#### [Source data]
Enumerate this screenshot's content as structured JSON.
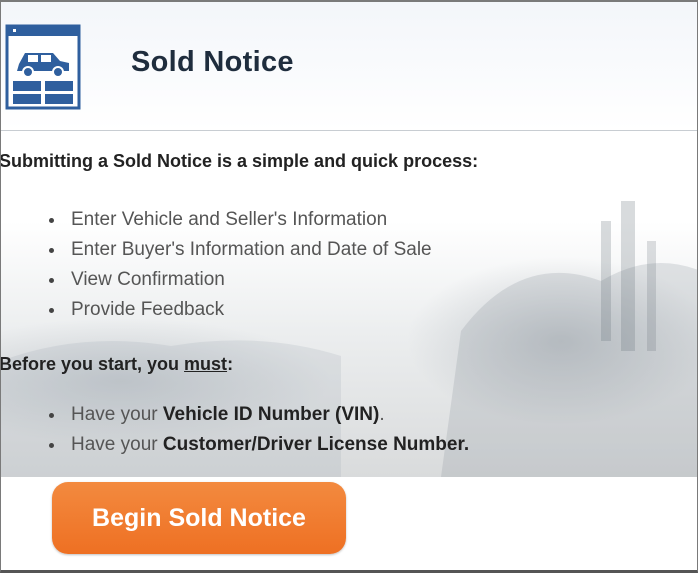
{
  "header": {
    "title": "Sold Notice",
    "icon": "vehicle-form-icon"
  },
  "intro": "Submitting a Sold Notice is a simple and quick process:",
  "steps": [
    "Enter Vehicle and Seller's Information",
    "Enter Buyer's Information and Date of Sale",
    "View Confirmation",
    "Provide Feedback"
  ],
  "requirements": {
    "lead_before": "Before you start, you ",
    "lead_must": "must",
    "lead_after": ":",
    "items": [
      {
        "prefix": "Have your ",
        "bold": "Vehicle ID Number (VIN)",
        "suffix": "."
      },
      {
        "prefix": "Have your ",
        "bold": "Customer/Driver License Number.",
        "suffix": ""
      }
    ]
  },
  "cta": {
    "label": "Begin Sold Notice",
    "color": "#ef7528"
  },
  "colors": {
    "icon_blue": "#2f5f9e",
    "title_text": "#1f2d3d"
  }
}
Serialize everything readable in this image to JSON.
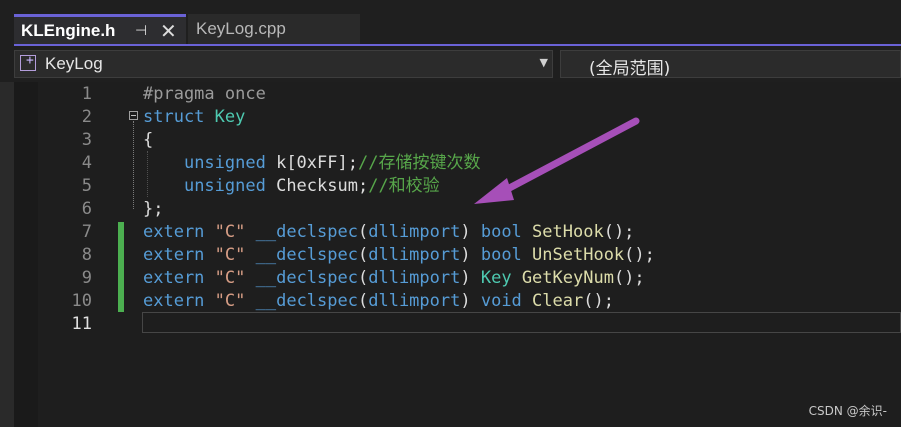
{
  "tabs": {
    "active": {
      "label": "KLEngine.h",
      "pin_icon": "pin-icon",
      "close_icon": "close-icon"
    },
    "inactive": {
      "label": "KeyLog.cpp"
    }
  },
  "navbar": {
    "class_scope": {
      "label": "KeyLog",
      "icon": "class-icon",
      "caret_icon": "chevron-down-icon"
    },
    "member_scope": {
      "label": "(全局范围)"
    }
  },
  "editor": {
    "line_numbers": [
      "1",
      "2",
      "3",
      "4",
      "5",
      "6",
      "7",
      "8",
      "9",
      "10",
      "11"
    ],
    "current_line": "11",
    "lines": [
      [
        {
          "t": "#pragma once",
          "c": "pp"
        }
      ],
      [
        {
          "t": "struct ",
          "c": "kw"
        },
        {
          "t": "Key",
          "c": "ty"
        }
      ],
      [
        {
          "t": "{",
          "c": "pl"
        }
      ],
      [
        {
          "t": "    ",
          "c": "pl"
        },
        {
          "t": "unsigned",
          "c": "kw"
        },
        {
          "t": " k[0xFF];",
          "c": "pl"
        },
        {
          "t": "//存储按键次数",
          "c": "cm"
        }
      ],
      [
        {
          "t": "    ",
          "c": "pl"
        },
        {
          "t": "unsigned",
          "c": "kw"
        },
        {
          "t": " Checksum;",
          "c": "pl"
        },
        {
          "t": "//和校验",
          "c": "cm"
        }
      ],
      [
        {
          "t": "};",
          "c": "pl"
        }
      ],
      [
        {
          "t": "extern ",
          "c": "kw"
        },
        {
          "t": "\"C\"",
          "c": "st"
        },
        {
          "t": " ",
          "c": "pl"
        },
        {
          "t": "__declspec",
          "c": "kw"
        },
        {
          "t": "(",
          "c": "pl"
        },
        {
          "t": "dllimport",
          "c": "kw"
        },
        {
          "t": ") ",
          "c": "pl"
        },
        {
          "t": "bool",
          "c": "kw"
        },
        {
          "t": " ",
          "c": "pl"
        },
        {
          "t": "SetHook",
          "c": "fn"
        },
        {
          "t": "();",
          "c": "pl"
        }
      ],
      [
        {
          "t": "extern ",
          "c": "kw"
        },
        {
          "t": "\"C\"",
          "c": "st"
        },
        {
          "t": " ",
          "c": "pl"
        },
        {
          "t": "__declspec",
          "c": "kw"
        },
        {
          "t": "(",
          "c": "pl"
        },
        {
          "t": "dllimport",
          "c": "kw"
        },
        {
          "t": ") ",
          "c": "pl"
        },
        {
          "t": "bool",
          "c": "kw"
        },
        {
          "t": " ",
          "c": "pl"
        },
        {
          "t": "UnSetHook",
          "c": "fn"
        },
        {
          "t": "();",
          "c": "pl"
        }
      ],
      [
        {
          "t": "extern ",
          "c": "kw"
        },
        {
          "t": "\"C\"",
          "c": "st"
        },
        {
          "t": " ",
          "c": "pl"
        },
        {
          "t": "__declspec",
          "c": "kw"
        },
        {
          "t": "(",
          "c": "pl"
        },
        {
          "t": "dllimport",
          "c": "kw"
        },
        {
          "t": ") ",
          "c": "pl"
        },
        {
          "t": "Key",
          "c": "ty"
        },
        {
          "t": " ",
          "c": "pl"
        },
        {
          "t": "GetKeyNum",
          "c": "fn"
        },
        {
          "t": "();",
          "c": "pl"
        }
      ],
      [
        {
          "t": "extern ",
          "c": "kw"
        },
        {
          "t": "\"C\"",
          "c": "st"
        },
        {
          "t": " ",
          "c": "pl"
        },
        {
          "t": "__declspec",
          "c": "kw"
        },
        {
          "t": "(",
          "c": "pl"
        },
        {
          "t": "dllimport",
          "c": "kw"
        },
        {
          "t": ") ",
          "c": "pl"
        },
        {
          "t": "void",
          "c": "kw"
        },
        {
          "t": " ",
          "c": "pl"
        },
        {
          "t": "Clear",
          "c": "fn"
        },
        {
          "t": "();",
          "c": "pl"
        }
      ],
      []
    ]
  },
  "annotation": {
    "arrow_color": "#a64fb8"
  },
  "watermark": {
    "text": "CSDN @余识-"
  },
  "colors": {
    "accent": "#6a62d6",
    "keyword": "#569cd6",
    "type": "#4ec9b0",
    "string": "#d69d85",
    "function": "#dcdcaa",
    "comment": "#57a64a",
    "change_bar": "#4caf50"
  }
}
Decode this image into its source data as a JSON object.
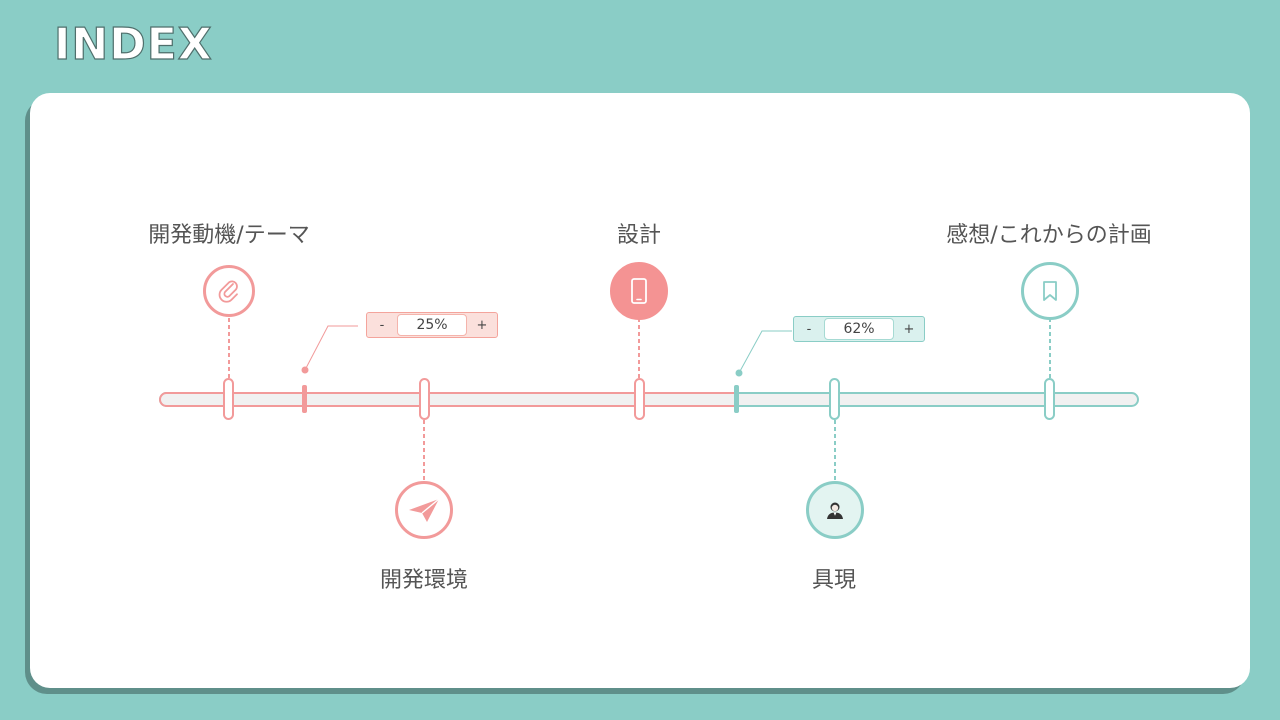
{
  "header": {
    "title": "INDEX"
  },
  "colors": {
    "background": "#8acdc6",
    "pink": "#f29a9a",
    "teal": "#8acdc6",
    "card": "#ffffff"
  },
  "timeline": {
    "items": [
      {
        "label": "開発動機/テーマ",
        "icon": "paperclip-icon"
      },
      {
        "label": "開発環境",
        "icon": "paper-plane-icon"
      },
      {
        "label": "設計",
        "icon": "smartphone-icon"
      },
      {
        "label": "具現",
        "icon": "person-icon"
      },
      {
        "label": "感想/これからの計画",
        "icon": "bookmark-icon"
      }
    ],
    "progress_overall": 0.59
  },
  "steppers": [
    {
      "minus": "-",
      "value": "25%",
      "plus": "+"
    },
    {
      "minus": "-",
      "value": "62%",
      "plus": "+"
    }
  ]
}
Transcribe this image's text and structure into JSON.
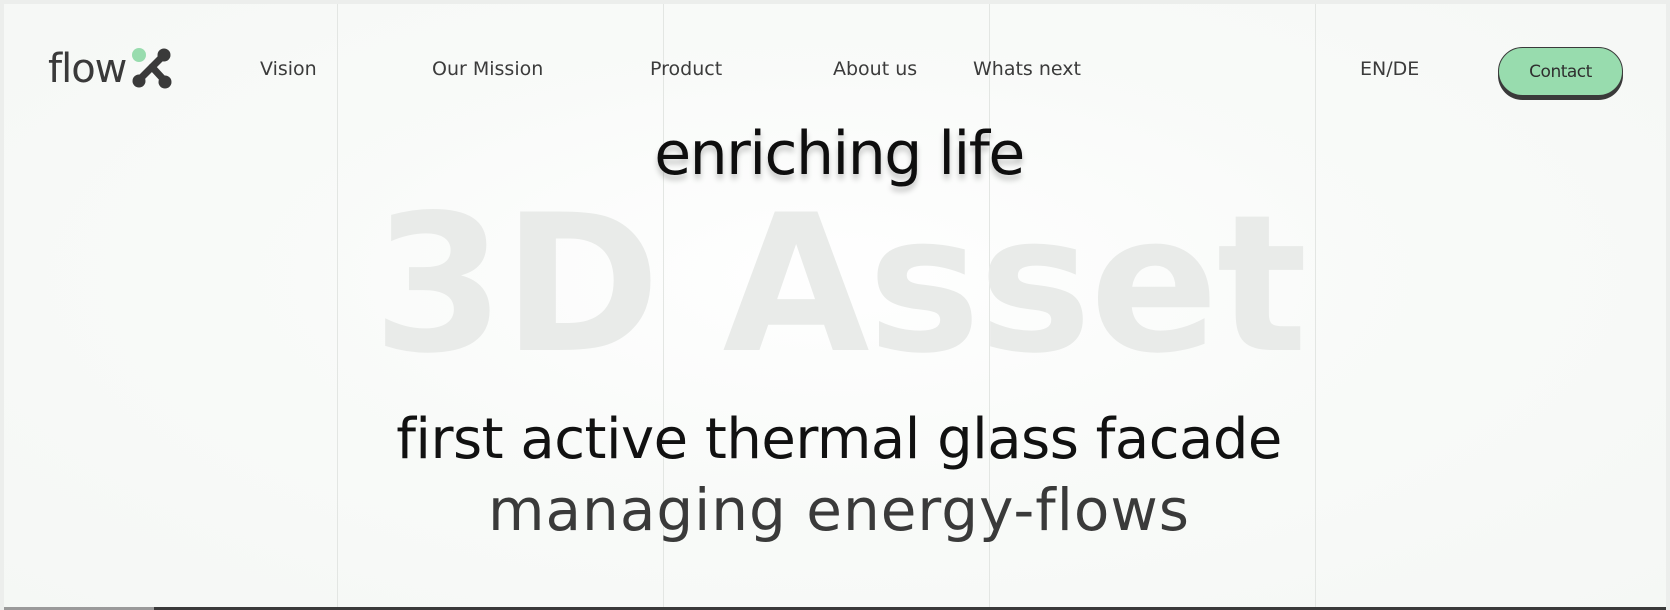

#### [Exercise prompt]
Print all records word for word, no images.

#### [Answer area]
Enumerate this screenshot's content as structured JSON.
{
  "header": {
    "title": "Sold Notice",
    "icon": "vehicle-form-icon"
  },
  "intro": "Submitting a Sold Notice is a simple and quick process:",
  "steps": [
    "Enter Vehicle and Seller's Information",
    "Enter Buyer's Information and Date of Sale",
    "View Confirmation",
    "Provide Feedback"
  ],
  "requirements": {
    "lead_before": "Before you start, you ",
    "lead_must": "must",
    "lead_after": ":",
    "items": [
      {
        "prefix": "Have your ",
        "bold": "Vehicle ID Number (VIN)",
        "suffix": "."
      },
      {
        "prefix": "Have your ",
        "bold": "Customer/Driver License Number.",
        "suffix": ""
      }
    ]
  },
  "cta": {
    "label": "Begin Sold Notice",
    "color": "#ef7528"
  },
  "colors": {
    "icon_blue": "#2f5f9e",
    "title_text": "#1f2d3d"
  }
}
Serialize everything readable in this image to JSON.
{
  "tabs": {
    "active": {
      "label": "KLEngine.h",
      "pin_icon": "pin-icon",
      "close_icon": "close-icon"
    },
    "inactive": {
      "label": "KeyLog.cpp"
    }
  },
  "navbar": {
    "class_scope": {
      "label": "KeyLog",
      "icon": "class-icon",
      "caret_icon": "chevron-down-icon"
    },
    "member_scope": {
      "label": "(全局范围)"
    }
  },
  "editor": {
    "line_numbers": [
      "1",
      "2",
      "3",
      "4",
      "5",
      "6",
      "7",
      "8",
      "9",
      "10",
      "11"
    ],
    "current_line": "11",
    "lines": [
      [
        {
          "t": "#pragma once",
          "c": "pp"
        }
      ],
      [
        {
          "t": "struct ",
          "c": "kw"
        },
        {
          "t": "Key",
          "c": "ty"
        }
      ],
      [
        {
          "t": "{",
          "c": "pl"
        }
      ],
      [
        {
          "t": "    ",
          "c": "pl"
        },
        {
          "t": "unsigned",
          "c": "kw"
        },
        {
          "t": " k[0xFF];",
          "c": "pl"
        },
        {
          "t": "//存储按键次数",
          "c": "cm"
        }
      ],
      [
        {
          "t": "    ",
          "c": "pl"
        },
        {
          "t": "unsigned",
          "c": "kw"
        },
        {
          "t": " Checksum;",
          "c": "pl"
        },
        {
          "t": "//和校验",
          "c": "cm"
        }
      ],
      [
        {
          "t": "};",
          "c": "pl"
        }
      ],
      [
        {
          "t": "extern ",
          "c": "kw"
        },
        {
          "t": "\"C\"",
          "c": "st"
        },
        {
          "t": " ",
          "c": "pl"
        },
        {
          "t": "__declspec",
          "c": "kw"
        },
        {
          "t": "(",
          "c": "pl"
        },
        {
          "t": "dllimport",
          "c": "kw"
        },
        {
          "t": ") ",
          "c": "pl"
        },
        {
          "t": "bool",
          "c": "kw"
        },
        {
          "t": " ",
          "c": "pl"
        },
        {
          "t": "SetHook",
          "c": "fn"
        },
        {
          "t": "();",
          "c": "pl"
        }
      ],
      [
        {
          "t": "extern ",
          "c": "kw"
        },
        {
          "t": "\"C\"",
          "c": "st"
        },
        {
          "t": " ",
          "c": "pl"
        },
        {
          "t": "__declspec",
          "c": "kw"
        },
        {
          "t": "(",
          "c": "pl"
        },
        {
          "t": "dllimport",
          "c": "kw"
        },
        {
          "t": ") ",
          "c": "pl"
        },
        {
          "t": "bool",
          "c": "kw"
        },
        {
          "t": " ",
          "c": "pl"
        },
        {
          "t": "UnSetHook",
          "c": "fn"
        },
        {
          "t": "();",
          "c": "pl"
        }
      ],
      [
        {
          "t": "extern ",
          "c": "kw"
        },
        {
          "t": "\"C\"",
          "c": "st"
        },
        {
          "t": " ",
          "c": "pl"
        },
        {
          "t": "__declspec",
          "c": "kw"
        },
        {
          "t": "(",
          "c": "pl"
        },
        {
          "t": "dllimport",
          "c": "kw"
        },
        {
          "t": ") ",
          "c": "pl"
        },
        {
          "t": "Key",
          "c": "ty"
        },
        {
          "t": " ",
          "c": "pl"
        },
        {
          "t": "GetKeyNum",
          "c": "fn"
        },
        {
          "t": "();",
          "c": "pl"
        }
      ],
      [
        {
          "t": "extern ",
          "c": "kw"
        },
        {
          "t": "\"C\"",
          "c": "st"
        },
        {
          "t": " ",
          "c": "pl"
        },
        {
          "t": "__declspec",
          "c": "kw"
        },
        {
          "t": "(",
          "c": "pl"
        },
        {
          "t": "dllimport",
          "c": "kw"
        },
        {
          "t": ") ",
          "c": "pl"
        },
        {
          "t": "void",
          "c": "kw"
        },
        {
          "t": " ",
          "c": "pl"
        },
        {
          "t": "Clear",
          "c": "fn"
        },
        {
          "t": "();",
          "c": "pl"
        }
      ],
      []
    ]
  },
  "annotation": {
    "arrow_color": "#a64fb8"
  },
  "watermark": {
    "text": "CSDN @余识-"
  },
  "colors": {
    "accent": "#6a62d6",
    "keyword": "#569cd6",
    "type": "#4ec9b0",
    "string": "#d69d85",
    "function": "#dcdcaa",
    "comment": "#57a64a",
    "change_bar": "#4caf50"
  }
}
Decode this image into its source data as a JSON object.
{
  "header": {
    "title": "INDEX"
  },
  "colors": {
    "background": "#8acdc6",
    "pink": "#f29a9a",
    "teal": "#8acdc6",
    "card": "#ffffff"
  },
  "timeline": {
    "items": [
      {
        "label": "開発動機/テーマ",
        "icon": "paperclip-icon"
      },
      {
        "label": "開発環境",
        "icon": "paper-plane-icon"
      },
      {
        "label": "設計",
        "icon": "smartphone-icon"
      },
      {
        "label": "具現",
        "icon": "person-icon"
      },
      {
        "label": "感想/これからの計画",
        "icon": "bookmark-icon"
      }
    ],
    "progress_overall": 0.59
  },
  "steppers": [
    {
      "minus": "-",
      "value": "25%",
      "plus": "+"
    },
    {
      "minus": "-",
      "value": "62%",
      "plus": "+"
    }
  ]
}
Transcribe this image's text and structure into JSON.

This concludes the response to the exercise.